Friday, July 17, 2009

Jesus' gut reaction

Passage: Mark 30-34, 53-56

I was hoping I would be able to post earlier this week but life has been busy.

We all have weeks when we yearn to withdraw into a quiet place with Christ and rest away from the noisy crowd with its odd demands and ever-pressing needs. And yet, those needs press in just as much in the quiet of the wilderness as in the busy city, office, or home. It is as if need runs ahead of us and meets us at the next shoreline, stoplight, or front door. So often my response to need is to hide behind the words of Christ, the poor you will always have with you… There is so so much need. What difference could I make in a world where few people never earn more than a dollar a day, and most of them make much less? What is the point of wearing myself out when those suffering in the death-grip of HIV-AIDS still have no hope of recovery, or the child forced to carry a gun in the Sudan will have nothing to return home to but misery, starvation, and violence?

And then Jesus sees the crowd. Any thoughts of rest are pushed aside in the face of overwhelming need. He is moved with compassion. I like that phrase. In the Greek the word is “splagch-nizo-mai” (σπλαγχνίζομαι) and it literally means that Jesus had a painful feeling in his intestines when he saw the crowd. He saw the crowd and instead of getting back in the boat and going on to a more secluded place his physical reaction was to give these poor, lost, hungry sheep the shepherd their existence yearned for, even if they couldn’t collectively voice their specific need.

There is no way that we can ease the suffering of those we encounter tired and hungry, wandering like lost sheep in our world unless our “gut reaction” is that of Christ who offers (as he does in v.34-44) his Word to guide and his Body to feed and strengthen.

The people’s response in v. 53-56 reminds us that wherever we go there will be need. People are looking in every place and every way for the one thing that will meet their needs and calm their restless spirit.

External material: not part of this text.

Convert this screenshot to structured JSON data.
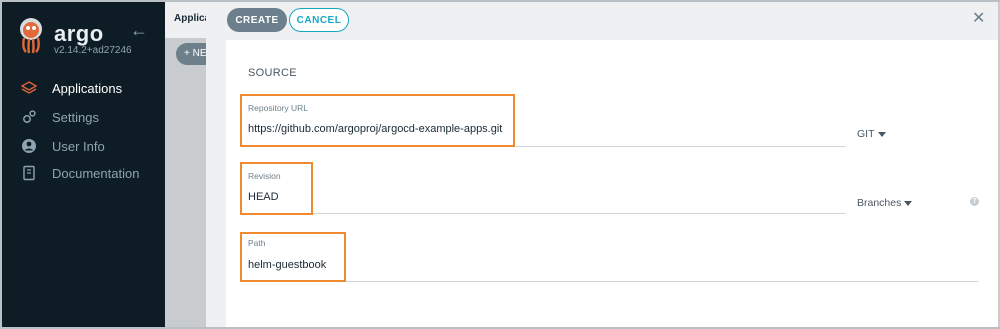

Augustine wrote to God that, “our heart is restless until it rests in You.” We live in a restless world. There are days when we will be overcome with the task at hand. I wish I had a handy remedy of psychological trickery to convince us all that there is no reason to get discouraged; there is no fool-proof mantra. I do see the example of Christ, though: going on before us, pained in his very core to see the need still at hand, and stopping at nothing to meet that need with the only remedy that will truly answer to the issue of human suffering in our world. That answer is his Word and his Body.

We have the Word with us always. We are his Body.

May Christ give us the faith to follow his lead.


1 comment:

Jeremy said...

"I wish I had a handy remedy of psychological trickery..."

No kidding - but as you say, it would be trickery and temporary. Jesus seems to acknowledge this need in his own experience (and by extension, ours) through going to a quiet place many times in the gospels. I do wonder how we are supposed to react, prepare, and digest these moments in our lives. I know I get overwhelmed sometimes! I know I can't truly engage, as Jesus models, with everyone, and I don't expect anyone else to that either.

So what do we do when frustration/tiredness threatens to overwhelm us? I think it's clear we need to lean on close friends and God. Does it need to be more complicated than sharing your feelings with a friend? Does it need to more elaborate than going to God in prayer? Maybe it would be more consistently comforting if it was more complicated, so we try to make it so. That way, we don't risk further engagement/connection - which "caused" the mess in the first place.

Hmm...I'll need to think on that one a bit more. Thanks for sharing, Peyton!